Output every record verbatim, and omit each picture.

(Interface dataset entries)
══════

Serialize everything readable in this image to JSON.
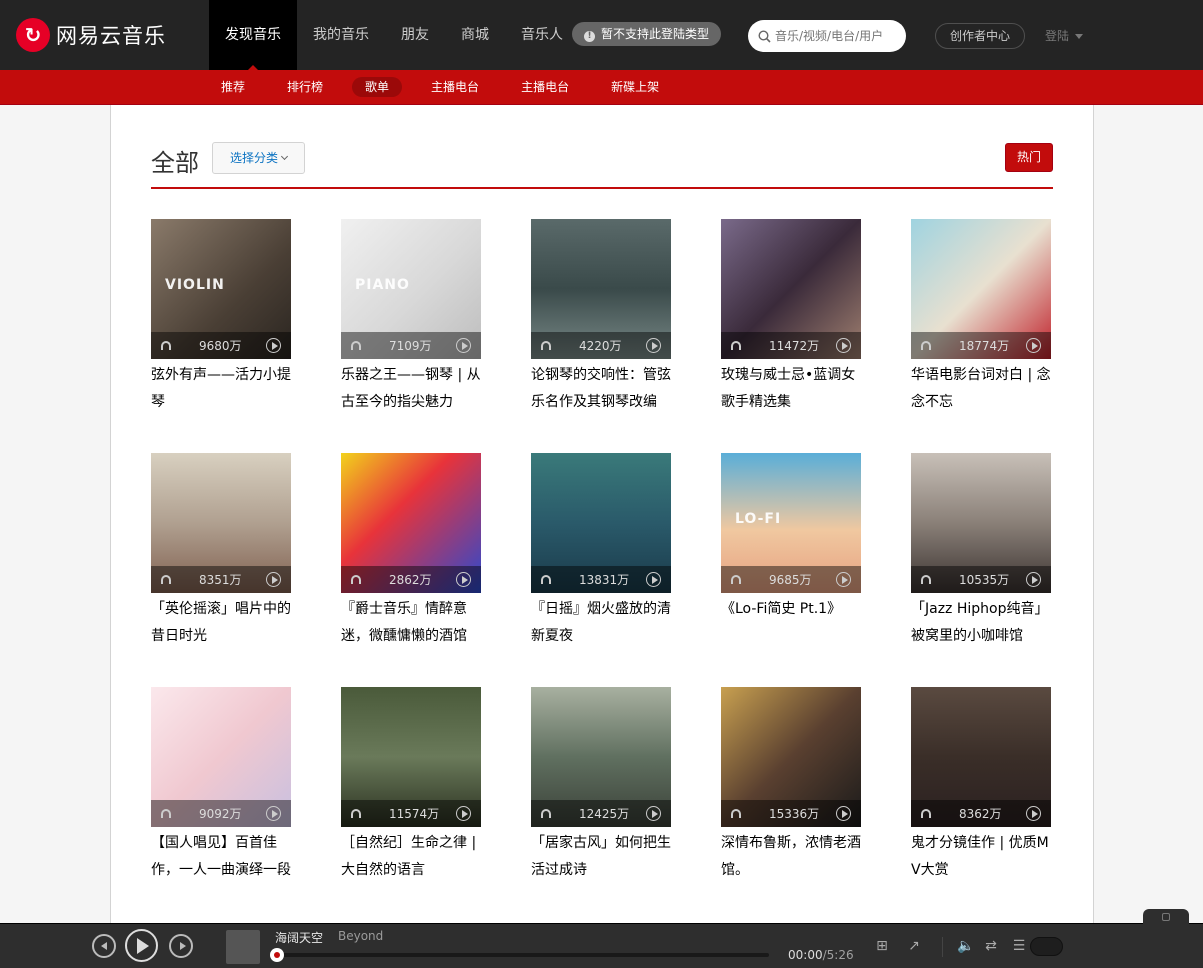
{
  "brand": {
    "name": "网易云音乐",
    "color": "#c20c0c"
  },
  "nav": {
    "items": [
      {
        "label": "发现音乐",
        "active": true
      },
      {
        "label": "我的音乐",
        "active": false
      },
      {
        "label": "朋友",
        "active": false
      },
      {
        "label": "商城",
        "active": false
      },
      {
        "label": "音乐人",
        "active": false
      }
    ],
    "tooltip": "暂不支持此登陆类型"
  },
  "search": {
    "placeholder": "音乐/视频/电台/用户"
  },
  "creator_center": "创作者中心",
  "login": "登陆",
  "subnav": {
    "items": [
      {
        "label": "推荐",
        "active": false
      },
      {
        "label": "排行榜",
        "active": false
      },
      {
        "label": "歌单",
        "active": true
      },
      {
        "label": "主播电台",
        "active": false
      },
      {
        "label": "主播电台",
        "active": false
      },
      {
        "label": "新碟上架",
        "active": false
      }
    ]
  },
  "page": {
    "title": "全部",
    "category_button": "选择分类",
    "hot_button": "热门"
  },
  "playlists": [
    {
      "title": "弦外有声——活力小提琴",
      "plays": "9680万",
      "cover_label": "VIOLIN"
    },
    {
      "title": "乐器之王——钢琴 | 从古至今的指尖魅力",
      "plays": "7109万",
      "cover_label": "PIANO"
    },
    {
      "title": "论钢琴的交响性：管弦乐名作及其钢琴改编",
      "plays": "4220万",
      "cover_label": ""
    },
    {
      "title": "玫瑰与威士忌•蓝调女歌手精选集",
      "plays": "11472万",
      "cover_label": ""
    },
    {
      "title": "华语电影台词对白 | 念念不忘",
      "plays": "18774万",
      "cover_label": ""
    },
    {
      "title": "「英伦摇滚」唱片中的昔日时光",
      "plays": "8351万",
      "cover_label": ""
    },
    {
      "title": "『爵士音乐』情醉意迷，微醺慵懒的酒馆",
      "plays": "2862万",
      "cover_label": ""
    },
    {
      "title": "『日摇』烟火盛放的清新夏夜",
      "plays": "13831万",
      "cover_label": ""
    },
    {
      "title": "《Lo-Fi简史 Pt.1》",
      "plays": "9685万",
      "cover_label": "LO-FI"
    },
    {
      "title": "「Jazz Hiphop纯音」被窝里的小咖啡馆",
      "plays": "10535万",
      "cover_label": ""
    },
    {
      "title": "【国人唱见】百首佳作，一人一曲演绎一段情",
      "plays": "9092万",
      "cover_label": ""
    },
    {
      "title": "［自然纪］生命之律 | 大自然的语言",
      "plays": "11574万",
      "cover_label": ""
    },
    {
      "title": "「居家古风」如何把生活过成诗",
      "plays": "12425万",
      "cover_label": ""
    },
    {
      "title": "深情布鲁斯，浓情老酒馆。",
      "plays": "15336万",
      "cover_label": ""
    },
    {
      "title": "鬼才分镜佳作 | 优质MV大赏",
      "plays": "8362万",
      "cover_label": ""
    }
  ],
  "player": {
    "song": "海阔天空",
    "artist": "Beyond",
    "current_time": "00:00",
    "total_time": "/5:26",
    "progress": 0
  }
}
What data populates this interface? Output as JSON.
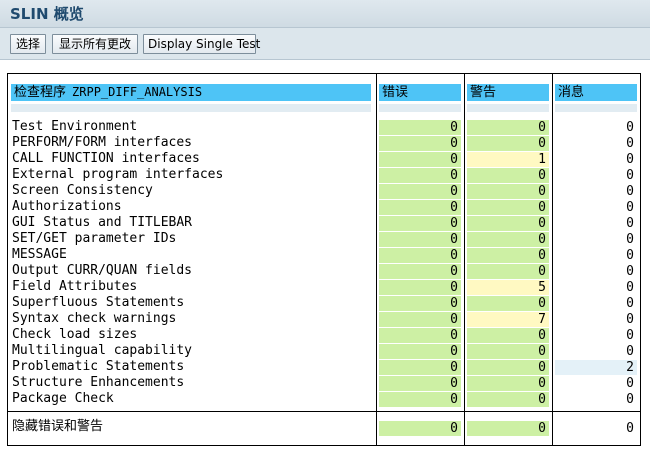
{
  "window": {
    "title": "SLIN 概览"
  },
  "toolbar": {
    "buttons": [
      {
        "label": "选择"
      },
      {
        "label": "显示所有更改"
      },
      {
        "label": "Display Single Test"
      }
    ]
  },
  "table": {
    "header": {
      "prefix": "检查程序",
      "program": "ZRPP_DIFF_ANALYSIS",
      "col_errors": "错误",
      "col_warnings": "警告",
      "col_messages": "消息"
    },
    "rows": [
      {
        "label": "Test Environment",
        "errors": "0",
        "warnings": "0",
        "messages": "0",
        "wstate": "g",
        "mstate": "w"
      },
      {
        "label": "PERFORM/FORM interfaces",
        "errors": "0",
        "warnings": "0",
        "messages": "0",
        "wstate": "g",
        "mstate": "w"
      },
      {
        "label": "CALL FUNCTION interfaces",
        "errors": "0",
        "warnings": "1",
        "messages": "0",
        "wstate": "y",
        "mstate": "w"
      },
      {
        "label": "External program interfaces",
        "errors": "0",
        "warnings": "0",
        "messages": "0",
        "wstate": "g",
        "mstate": "w"
      },
      {
        "label": "Screen Consistency",
        "errors": "0",
        "warnings": "0",
        "messages": "0",
        "wstate": "g",
        "mstate": "w"
      },
      {
        "label": "Authorizations",
        "errors": "0",
        "warnings": "0",
        "messages": "0",
        "wstate": "g",
        "mstate": "w"
      },
      {
        "label": "GUI Status and TITLEBAR",
        "errors": "0",
        "warnings": "0",
        "messages": "0",
        "wstate": "g",
        "mstate": "w"
      },
      {
        "label": "SET/GET parameter IDs",
        "errors": "0",
        "warnings": "0",
        "messages": "0",
        "wstate": "g",
        "mstate": "w"
      },
      {
        "label": "MESSAGE",
        "errors": "0",
        "warnings": "0",
        "messages": "0",
        "wstate": "g",
        "mstate": "w"
      },
      {
        "label": "Output CURR/QUAN fields",
        "errors": "0",
        "warnings": "0",
        "messages": "0",
        "wstate": "g",
        "mstate": "w"
      },
      {
        "label": "Field Attributes",
        "errors": "0",
        "warnings": "5",
        "messages": "0",
        "wstate": "y",
        "mstate": "w"
      },
      {
        "label": "Superfluous Statements",
        "errors": "0",
        "warnings": "0",
        "messages": "0",
        "wstate": "g",
        "mstate": "w"
      },
      {
        "label": "Syntax check warnings",
        "errors": "0",
        "warnings": "7",
        "messages": "0",
        "wstate": "y",
        "mstate": "w"
      },
      {
        "label": "Check load sizes",
        "errors": "0",
        "warnings": "0",
        "messages": "0",
        "wstate": "g",
        "mstate": "w"
      },
      {
        "label": "Multilingual capability",
        "errors": "0",
        "warnings": "0",
        "messages": "0",
        "wstate": "g",
        "mstate": "w"
      },
      {
        "label": "Problematic Statements",
        "errors": "0",
        "warnings": "0",
        "messages": "2",
        "wstate": "g",
        "mstate": "b"
      },
      {
        "label": "Structure Enhancements",
        "errors": "0",
        "warnings": "0",
        "messages": "0",
        "wstate": "g",
        "mstate": "w"
      },
      {
        "label": "Package Check",
        "errors": "0",
        "warnings": "0",
        "messages": "0",
        "wstate": "g",
        "mstate": "w"
      }
    ],
    "summary": {
      "label": "隐藏错误和警告",
      "errors": "0",
      "warnings": "0",
      "messages": "0"
    }
  },
  "colors": {
    "header_bg": "#4ec4f6",
    "ok_cell": "#cdf0a4",
    "warning_cell": "#fff9c2",
    "info_cell": "#e4f1f8",
    "title_text": "#1f4a6e"
  }
}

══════

OUTPUT FOR THIS TASK
Serialize everything readable in this image to JSON.
{
  "brand": {
    "name": "网易云音乐",
    "color": "#c20c0c"
  },
  "nav": {
    "items": [
      {
        "label": "发现音乐",
        "active": true
      },
      {
        "label": "我的音乐",
        "active": false
      },
      {
        "label": "朋友",
        "active": false
      },
      {
        "label": "商城",
        "active": false
      },
      {
        "label": "音乐人",
        "active": false
      }
    ],
    "tooltip": "暂不支持此登陆类型"
  },
  "search": {
    "placeholder": "音乐/视频/电台/用户"
  },
  "creator_center": "创作者中心",
  "login": "登陆",
  "subnav": {
    "items": [
      {
        "label": "推荐",
        "active": false
      },
      {
        "label": "排行榜",
        "active": false
      },
      {
        "label": "歌单",
        "active": true
      },
      {
        "label": "主播电台",
        "active": false
      },
      {
        "label": "主播电台",
        "active": false
      },
      {
        "label": "新碟上架",
        "active": false
      }
    ]
  },
  "page": {
    "title": "全部",
    "category_button": "选择分类",
    "hot_button": "热门"
  },
  "playlists": [
    {
      "title": "弦外有声——活力小提琴",
      "plays": "9680万",
      "cover_label": "VIOLIN"
    },
    {
      "title": "乐器之王——钢琴 | 从古至今的指尖魅力",
      "plays": "7109万",
      "cover_label": "PIANO"
    },
    {
      "title": "论钢琴的交响性：管弦乐名作及其钢琴改编",
      "plays": "4220万",
      "cover_label": ""
    },
    {
      "title": "玫瑰与威士忌•蓝调女歌手精选集",
      "plays": "11472万",
      "cover_label": ""
    },
    {
      "title": "华语电影台词对白 | 念念不忘",
      "plays": "18774万",
      "cover_label": ""
    },
    {
      "title": "「英伦摇滚」唱片中的昔日时光",
      "plays": "8351万",
      "cover_label": ""
    },
    {
      "title": "『爵士音乐』情醉意迷，微醺慵懒的酒馆",
      "plays": "2862万",
      "cover_label": ""
    },
    {
      "title": "『日摇』烟火盛放的清新夏夜",
      "plays": "13831万",
      "cover_label": ""
    },
    {
      "title": "《Lo-Fi简史 Pt.1》",
      "plays": "9685万",
      "cover_label": "LO-FI"
    },
    {
      "title": "「Jazz Hiphop纯音」被窝里的小咖啡馆",
      "plays": "10535万",
      "cover_label": ""
    },
    {
      "title": "【国人唱见】百首佳作，一人一曲演绎一段情",
      "plays": "9092万",
      "cover_label": ""
    },
    {
      "title": "［自然纪］生命之律 | 大自然的语言",
      "plays": "11574万",
      "cover_label": ""
    },
    {
      "title": "「居家古风」如何把生活过成诗",
      "plays": "12425万",
      "cover_label": ""
    },
    {
      "title": "深情布鲁斯，浓情老酒馆。",
      "plays": "15336万",
      "cover_label": ""
    },
    {
      "title": "鬼才分镜佳作 | 优质MV大赏",
      "plays": "8362万",
      "cover_label": ""
    }
  ],
  "player": {
    "song": "海阔天空",
    "artist": "Beyond",
    "current_time": "00:00",
    "total_time": "/5:26",
    "progress": 0
  }
}
What data populates this interface? Output as JSON.
{
  "window": {
    "title": "SLIN 概览"
  },
  "toolbar": {
    "buttons": [
      {
        "label": "选择"
      },
      {
        "label": "显示所有更改"
      },
      {
        "label": "Display Single Test"
      }
    ]
  },
  "table": {
    "header": {
      "prefix": "检查程序",
      "program": "ZRPP_DIFF_ANALYSIS",
      "col_errors": "错误",
      "col_warnings": "警告",
      "col_messages": "消息"
    },
    "rows": [
      {
        "label": "Test Environment",
        "errors": "0",
        "warnings": "0",
        "messages": "0",
        "wstate": "g",
        "mstate": "w"
      },
      {
        "label": "PERFORM/FORM interfaces",
        "errors": "0",
        "warnings": "0",
        "messages": "0",
        "wstate": "g",
        "mstate": "w"
      },
      {
        "label": "CALL FUNCTION interfaces",
        "errors": "0",
        "warnings": "1",
        "messages": "0",
        "wstate": "y",
        "mstate": "w"
      },
      {
        "label": "External program interfaces",
        "errors": "0",
        "warnings": "0",
        "messages": "0",
        "wstate": "g",
        "mstate": "w"
      },
      {
        "label": "Screen Consistency",
        "errors": "0",
        "warnings": "0",
        "messages": "0",
        "wstate": "g",
        "mstate": "w"
      },
      {
        "label": "Authorizations",
        "errors": "0",
        "warnings": "0",
        "messages": "0",
        "wstate": "g",
        "mstate": "w"
      },
      {
        "label": "GUI Status and TITLEBAR",
        "errors": "0",
        "warnings": "0",
        "messages": "0",
        "wstate": "g",
        "mstate": "w"
      },
      {
        "label": "SET/GET parameter IDs",
        "errors": "0",
        "warnings": "0",
        "messages": "0",
        "wstate": "g",
        "mstate": "w"
      },
      {
        "label": "MESSAGE",
        "errors": "0",
        "warnings": "0",
        "messages": "0",
        "wstate": "g",
        "mstate": "w"
      },
      {
        "label": "Output CURR/QUAN fields",
        "errors": "0",
        "warnings": "0",
        "messages": "0",
        "wstate": "g",
        "mstate": "w"
      },
      {
        "label": "Field Attributes",
        "errors": "0",
        "warnings": "5",
        "messages": "0",
        "wstate": "y",
        "mstate": "w"
      },
      {
        "label": "Superfluous Statements",
        "errors": "0",
        "warnings": "0",
        "messages": "0",
        "wstate": "g",
        "mstate": "w"
      },
      {
        "label": "Syntax check warnings",
        "errors": "0",
        "warnings": "7",
        "messages": "0",
        "wstate": "y",
        "mstate": "w"
      },
      {
        "label": "Check load sizes",
        "errors": "0",
        "warnings": "0",
        "messages": "0",
        "wstate": "g",
        "mstate": "w"
      },
      {
        "label": "Multilingual capability",
        "errors": "0",
        "warnings": "0",
        "messages": "0",
        "wstate": "g",
        "mstate": "w"
      },
      {
        "label": "Problematic Statements",
        "errors": "0",
        "warnings": "0",
        "messages": "2",
        "wstate": "g",
        "mstate": "b"
      },
      {
        "label": "Structure Enhancements",
        "errors": "0",
        "warnings": "0",
        "messages": "0",
        "wstate": "g",
        "mstate": "w"
      },
      {
        "label": "Package Check",
        "errors": "0",
        "warnings": "0",
        "messages": "0",
        "wstate": "g",
        "mstate": "w"
      }
    ],
    "summary": {
      "label": "隐藏错误和警告",
      "errors": "0",
      "warnings": "0",
      "messages": "0"
    }
  },
  "colors": {
    "header_bg": "#4ec4f6",
    "ok_cell": "#cdf0a4",
    "warning_cell": "#fff9c2",
    "info_cell": "#e4f1f8",
    "title_text": "#1f4a6e"
  }
}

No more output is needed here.